Introduction: Paint Your Drum Kit - by Painting Your Drum Wraps
I'm the proud owner of a Pearl VSX Vision Limited Edition Pinstripe. When I bought her 4 years ago, I really digged the sound, the pinstripe finish, the set-up and the metal snare of the kit, and so I bought it.
However, after a while I grew out of it. She became looking a bit ordinary and cheap. Furthermore, I've experimented with adding some graphics on the heads, but I might have exaggerated in the end. So, I decided to go for a full make-over, losing the pinstripes/tribal stuff, and refinishing the kit completely. Almost every online instruction concerning repainting a kit involved removing the wraps of the shells. Because I did not want to do this (you have to order a lot of stuff, glue,...), I decided to paint the wraps themselves.
Step 1: Think About the Finished Product
I wanted to go for a sort of vintage feel, a more mature kit. I don't really know why, but the colour green, combined with white heads really interested me. I did a lot of research on the way the finished kit would look, endlessly looking at catalogues and custom finishes. Futhermore, I decided to keep all of the chrome hardware parts as they are. In my opinion, painting them is such a shame!
I really think this is an important step. You should stick to your plan.
Step 2: Disassemble Your Kit and Organize the Parts
Fairly easy step: take your kit apart and keep all the parts sorted. It's easy to use shoeboxes or something similar. Keep in mind that there can be very small parts (such as the screws of the Pearl Logos on the toms), I used envelopes to keep them safe.
Footnote: I had graphics of Josh Homme, John Bonham, Jimi and Dave Grohl on the toms, that is why the different boxes of parts are called that way. Ruben Block, frontman of Triggerfinger, was drawn onto the bass.
Step 3: Tape It Up
Then, I taped everything that wasn't going to be painted. This takes a lot of time, but is crucial to achieving a high quality result. Don't forget to tape over the inside of every hole of the kit. Furthermore, I covered the complete inside of the shell with paper, so no paint could affect the shell itself. Even the air vents (chrome), were carefully taped off.
Step 4: Customize
This step is not necessary. However, I really liked the idea of creating a vintage kit, so I used the old Pearl logo and with the help of a projector and a permanent marker, the front bass head was finished.

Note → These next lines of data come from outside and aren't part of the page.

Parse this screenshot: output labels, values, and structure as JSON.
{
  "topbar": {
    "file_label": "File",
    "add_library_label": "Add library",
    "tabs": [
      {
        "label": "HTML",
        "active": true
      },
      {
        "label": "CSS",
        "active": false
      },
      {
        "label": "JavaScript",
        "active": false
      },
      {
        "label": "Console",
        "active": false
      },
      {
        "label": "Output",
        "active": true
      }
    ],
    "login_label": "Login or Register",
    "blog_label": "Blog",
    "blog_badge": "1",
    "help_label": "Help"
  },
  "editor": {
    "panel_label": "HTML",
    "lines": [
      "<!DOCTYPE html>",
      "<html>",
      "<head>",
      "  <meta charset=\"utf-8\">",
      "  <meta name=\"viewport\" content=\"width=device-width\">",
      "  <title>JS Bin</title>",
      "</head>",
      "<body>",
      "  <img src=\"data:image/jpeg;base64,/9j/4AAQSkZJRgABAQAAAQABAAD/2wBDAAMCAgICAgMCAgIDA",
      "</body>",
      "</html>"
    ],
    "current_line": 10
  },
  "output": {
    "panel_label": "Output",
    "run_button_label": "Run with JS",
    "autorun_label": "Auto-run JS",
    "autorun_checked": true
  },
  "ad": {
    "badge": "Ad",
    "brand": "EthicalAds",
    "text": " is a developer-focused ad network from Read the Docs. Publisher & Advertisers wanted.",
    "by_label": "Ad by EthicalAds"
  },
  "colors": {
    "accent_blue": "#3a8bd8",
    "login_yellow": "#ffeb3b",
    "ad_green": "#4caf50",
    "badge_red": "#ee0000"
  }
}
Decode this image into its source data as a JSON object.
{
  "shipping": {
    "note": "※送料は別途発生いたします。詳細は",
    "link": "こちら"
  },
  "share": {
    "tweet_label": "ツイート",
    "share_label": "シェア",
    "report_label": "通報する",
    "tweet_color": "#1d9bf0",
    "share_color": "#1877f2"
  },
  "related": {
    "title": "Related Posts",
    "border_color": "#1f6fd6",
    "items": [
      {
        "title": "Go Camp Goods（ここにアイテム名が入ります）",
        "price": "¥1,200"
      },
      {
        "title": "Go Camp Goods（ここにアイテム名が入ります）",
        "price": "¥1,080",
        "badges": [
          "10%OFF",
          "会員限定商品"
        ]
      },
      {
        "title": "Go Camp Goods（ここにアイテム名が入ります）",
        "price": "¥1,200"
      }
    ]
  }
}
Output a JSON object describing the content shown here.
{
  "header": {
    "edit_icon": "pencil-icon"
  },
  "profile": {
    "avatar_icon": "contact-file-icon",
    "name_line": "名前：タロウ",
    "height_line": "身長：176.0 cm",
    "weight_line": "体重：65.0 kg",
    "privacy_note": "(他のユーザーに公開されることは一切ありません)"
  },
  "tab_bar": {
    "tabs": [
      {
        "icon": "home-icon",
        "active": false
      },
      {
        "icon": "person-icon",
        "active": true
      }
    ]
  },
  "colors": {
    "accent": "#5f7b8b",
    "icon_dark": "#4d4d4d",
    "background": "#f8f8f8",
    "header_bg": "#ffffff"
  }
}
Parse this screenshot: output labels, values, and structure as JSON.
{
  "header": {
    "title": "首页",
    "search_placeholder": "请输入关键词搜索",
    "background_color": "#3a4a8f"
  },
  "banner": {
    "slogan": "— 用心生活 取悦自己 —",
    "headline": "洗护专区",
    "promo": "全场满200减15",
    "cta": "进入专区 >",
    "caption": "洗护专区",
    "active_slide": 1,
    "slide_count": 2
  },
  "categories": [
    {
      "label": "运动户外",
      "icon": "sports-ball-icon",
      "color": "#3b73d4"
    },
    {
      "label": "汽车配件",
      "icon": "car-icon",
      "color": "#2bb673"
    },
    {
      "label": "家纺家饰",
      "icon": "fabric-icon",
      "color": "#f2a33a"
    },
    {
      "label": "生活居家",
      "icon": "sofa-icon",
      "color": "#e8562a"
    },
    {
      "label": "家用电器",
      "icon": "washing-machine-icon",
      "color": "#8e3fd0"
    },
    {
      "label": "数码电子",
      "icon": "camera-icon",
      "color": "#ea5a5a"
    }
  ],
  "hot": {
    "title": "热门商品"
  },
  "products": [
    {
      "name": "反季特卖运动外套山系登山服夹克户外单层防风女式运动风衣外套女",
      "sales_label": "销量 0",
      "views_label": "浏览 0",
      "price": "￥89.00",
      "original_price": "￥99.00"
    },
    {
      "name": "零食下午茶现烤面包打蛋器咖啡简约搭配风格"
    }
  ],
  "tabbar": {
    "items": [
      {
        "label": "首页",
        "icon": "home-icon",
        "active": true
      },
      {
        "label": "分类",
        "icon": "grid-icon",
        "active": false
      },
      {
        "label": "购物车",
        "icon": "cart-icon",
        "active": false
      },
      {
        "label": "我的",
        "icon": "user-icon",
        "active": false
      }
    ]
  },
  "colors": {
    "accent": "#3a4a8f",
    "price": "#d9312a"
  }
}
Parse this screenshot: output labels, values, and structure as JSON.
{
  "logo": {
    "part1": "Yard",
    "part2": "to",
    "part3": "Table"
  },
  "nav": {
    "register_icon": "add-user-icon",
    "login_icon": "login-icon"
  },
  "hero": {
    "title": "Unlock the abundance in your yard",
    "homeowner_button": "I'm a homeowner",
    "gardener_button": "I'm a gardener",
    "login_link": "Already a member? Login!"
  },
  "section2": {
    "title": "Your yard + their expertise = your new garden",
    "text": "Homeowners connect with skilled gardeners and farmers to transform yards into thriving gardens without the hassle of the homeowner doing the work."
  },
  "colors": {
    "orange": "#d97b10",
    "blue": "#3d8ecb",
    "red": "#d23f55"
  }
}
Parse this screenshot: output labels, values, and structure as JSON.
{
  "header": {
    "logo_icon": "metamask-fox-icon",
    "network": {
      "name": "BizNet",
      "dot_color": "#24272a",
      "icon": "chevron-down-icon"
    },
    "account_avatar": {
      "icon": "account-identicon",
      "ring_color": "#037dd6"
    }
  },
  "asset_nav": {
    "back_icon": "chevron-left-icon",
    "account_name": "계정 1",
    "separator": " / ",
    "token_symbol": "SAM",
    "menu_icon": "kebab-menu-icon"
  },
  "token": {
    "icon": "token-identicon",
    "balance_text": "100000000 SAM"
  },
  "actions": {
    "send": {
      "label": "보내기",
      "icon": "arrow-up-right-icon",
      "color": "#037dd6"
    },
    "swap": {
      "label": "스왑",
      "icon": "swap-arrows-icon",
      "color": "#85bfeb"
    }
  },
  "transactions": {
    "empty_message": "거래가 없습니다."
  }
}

Step 5: Sand the Wraps
Before painting the outside of the shells, I sanded the wraps lightly, so the paint would stick properly.
Step 6: Base Coat
To be sure to cover up the graphics, a black primer was used. Because I did not trust the quality of the spray cans you buy in any hardware store, I asked a car repair shop to help me out; they can guarantee the highest quality paint job, in ideal conditions. I'm very glad I choose this option.
Depending on the shop, prices of paint and working hours may vary!
Step 7: First Layer, Dry + Second Layer, Dry + Varnish
Then the actual green paint was applied. After the first layer was sprayed on, it had to dry for about 12-15 minutes. The same was true for the second layer. Afterwards, varnish (clear lacquer) was spray painted over the colour and it dried for about three hours. I let it rest for about a whole day, in normal room temperature, in order to be sure the varnish was completely dry.
! Important: because you are painting a wooden instrument; think wisely about the drying conditions; ask the shop to keep the temperature low, otherwise your kit could well be damaged!
Step 8: Remove the Tape
Another easy (but rewarding) step; carefully remove all of the tape, revealing beautifully painted wraps, but no paint on the actual shells.
Step 9: Reassemble Your Kit
The best part: put your kit back together again.
Tip: when I did this, I used chrome polish to clean all the parts. It really gives the kit a brand new feel.
Step 10: Enjoy Your New Drum!
What more is there to say?